Just what is an immunization?
Most immunizations are given as "shots," or injections, but some, such as the Rotavirus vaccine, are oral medications. However administered, vaccines boost your child's immune system in its battle against diseases which easily spread from person to person.
Each vaccine contains a small amount of a killed or weakened micro-organisms. These altered viruses or bacteria raise the body's defenses against a particular illness such as chicken pox. pneumonia, polio, tetanus, and more...up to 14 in all by time your child is two years old, says the CDC.
Are immunizations necessary?
Your pediatrician, his or her colleagues and decades of research prove that vaccines protect the health of individual children and of the community at large. Also called herd immunity, community immunity works best when as many babies and youngsters receive all their "shots" on schedule. Community immunity protects youngsters who cannot receive vaccines because of cancer treatment, HIV infection or other serious reason. It also shields the general population when people travel from countries which cannot provide access to these important medications.
Both the AAP and the CDC publish and recommend set vaccine schedules carried out at well-baby and well-child visits at the doctor's office. In addition, there is a "catch-up" schedule for children who have begun their immunizations late or had them interrupted by illness or other serious concern.
Your pediatrician's services
They're so important. Your child's doctor keeps your child's immunization records and can distribute them to schools, camps, college, sports, daycare and other organizations who require proof of up-to-date vaccines. The doctor also monitors your child for any adverse reactions, although typically, vaccines produce no more than:

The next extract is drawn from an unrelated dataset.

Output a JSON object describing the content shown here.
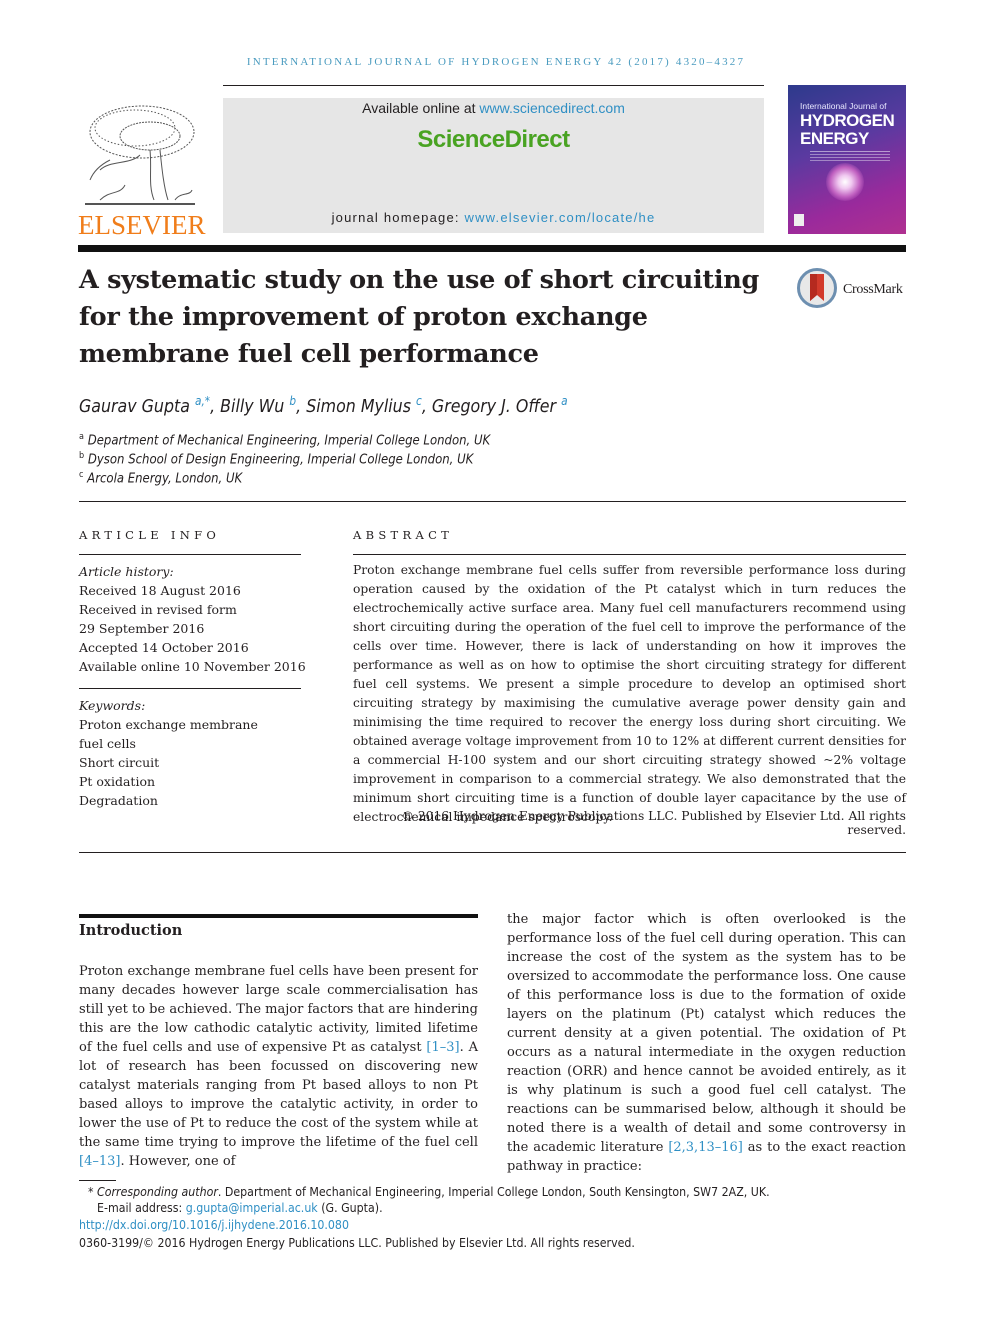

- Localized redness and soreness at the injection site
- Low grade fever
- Pain and swelling